If you believe the weather reports it’s -11 degrees Celsius outside tonight. For one woman waiting in the dark and freezing and rain outside the Saskatoon Food Bank & Learning Centre, it feels a lot colder. By the time I see Anne (name changed for privacy reasons) she has been waiting in the cold for just under an hour. I could tell from the assortment of groceries carefully arranged on her motorized scooter that she had recently visited the food bank. I watched her from inside of my car, where I sat waiting for the engine to warm so I could drive away from a long day of work at the food bank. As I watched the woman she appeared to be nodding off to sleep, although it was hard to see through the heavy frozen rain falling.
I have to be honest. As I sat there watching her from inside my still-cold car there was a part of me that wanted to drive away. I was already late to pick up my kids from daycare, dinner needed to be made and I desperately wanted to get to my cozy little home before the weather worsened. A text message from a dear friend popped up on my phone. Drive safe, it read. I have so much support, I thought. Of course I couldn’t just drive away.
I approached and called out to the woman, “Are you okay?” She told me she was waiting for her bus and that it was very late. I invited her to wait in my car while I dialed the number for the wheelchair accessible bus service. As she navigated through the snow and into the front seat of my car I peered through her broken glasses and into her eyes. It was a very familiar look.
It was the same look I had seen just an hour earlier inside of the food bank office. We were about to lock the doors for the day when a man entered, his glasses also frosted over from the cold. “Is this where you go if you’re starving,” he asked. That familiar look in his eyes is one that I will never get accustomed to. It’s hard to describe, a mixture of desperation, anxiety and humility. My coworkers smiled warmly, “Yes, we can help”, they told him.
As we helped him pack his backpack with supplies you could sense his relief. He thanked us for our help and told us his story. He had badly broken his elbow and was unable to work while he waited for surgery. A paperwork error meant his disability assistance payments were delayed, and he had been living for some time without any income. He’ll be okay, I thought at the time. His elbow will heal and he’ll be able to work again. He’ll soon be back on his feet.
It may not be the same for Anne. As a senior with a disability, her options are very limited. While we chatted in the car she told me how excited she was to get bananas in her food basket that day. “I can’t eat gluten,” she said. “Fruit in the winter is such a treat.” I told Anne about the gluten-free food basket program the food bank would soon be offering and how it was started by a concerned community member. She was excited to hear about it, but it left me feeling unsettled. This woman shouldn’t have to rely on the food bank. It’s not fair that vulnerable people in our community should be forced to turn to charity just to have their basic needs met.
When I finally made contact with the bus service they told me the busses were running late due to the extreme weather.
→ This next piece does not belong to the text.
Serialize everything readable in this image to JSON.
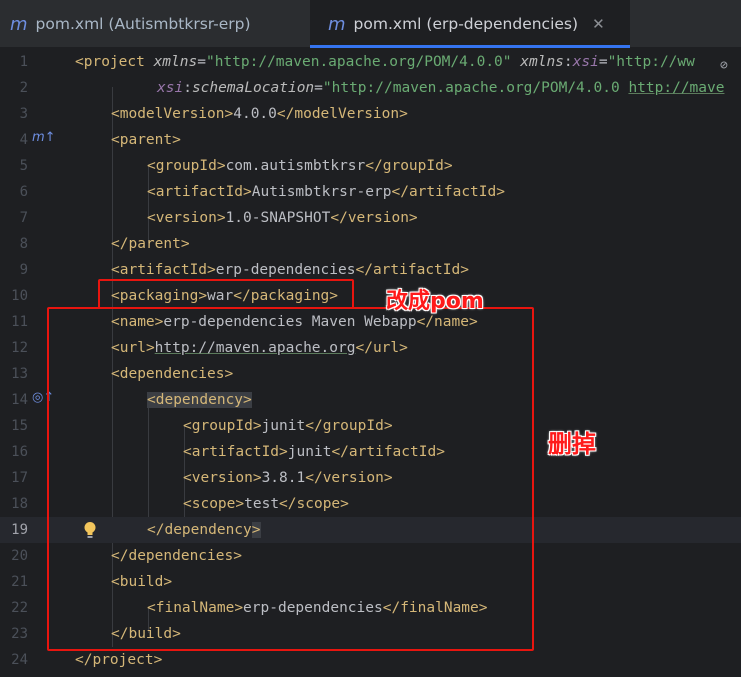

The person on the phone was very nice, and apologized for the trouble. But Anne wasn’t upset. “What can you do?” she said. “They’re doing their best”. I’m not sure I would have been so understanding.
It would be another 50 minutes that we waited together for the bus. Inside the car we chatted about our holiday plans and listened to the sound of the car engine humming and ice pellets hitting the windshield. Anne thanked me over and over and told me she could wait on her own. “I don’t want to be a bother”, she said. The truth is she wasn’t a bother at all. She was amazing. Her quiet strength, resiliency and underlying optimism left me feeling humbled and inspired. After all, my life is so easy. I have a whole network of people to turn to when I need help. I could order pizza for dinner. And just one quick call to my husband and he set off to pick up the kids from daycare...because we have two cars.
By the time the bus pulled up (nearly two hours after Anne started waiting) two more people had approached to ask if we needed help, one a neighbouring business owner who saw the abandoned scooter and the other a person I knew from the food bank’s learning centre programs. The bus driver helped Anne navigate her scooter onto the bus and apologized over and over for being so late. She seemed to really care about her.
When we said goodbye Anne threw her arms around me to give me a giant hug. “What would I have done without you?” she smiled.
As I drove away I thought about Anne, the man with the broken elbow, and all the people I met at work that day, some who came to use the food bank, and others who came to donate to the food bank. I was overwhelmed with gratitude. I see amazing things every day. People who refuse to let their struggles define them. They are full of strength and hope in spite of their difficulties. And people who truly care. They care enough to help complete strangers, without ever seeing the tremendous impact of their kindness.
I’ve worked for over six years at the food bank. We receive over twelve thousand requests for food every month. That’s twelve thousand stories of families brave enough seek out support, and twelve thousand times our community has responded.
When I arrive at home I am greeted with more hugs and two little voices calling “Mommy!” I hold my children, but like so many other nights it feels more like they are holding me.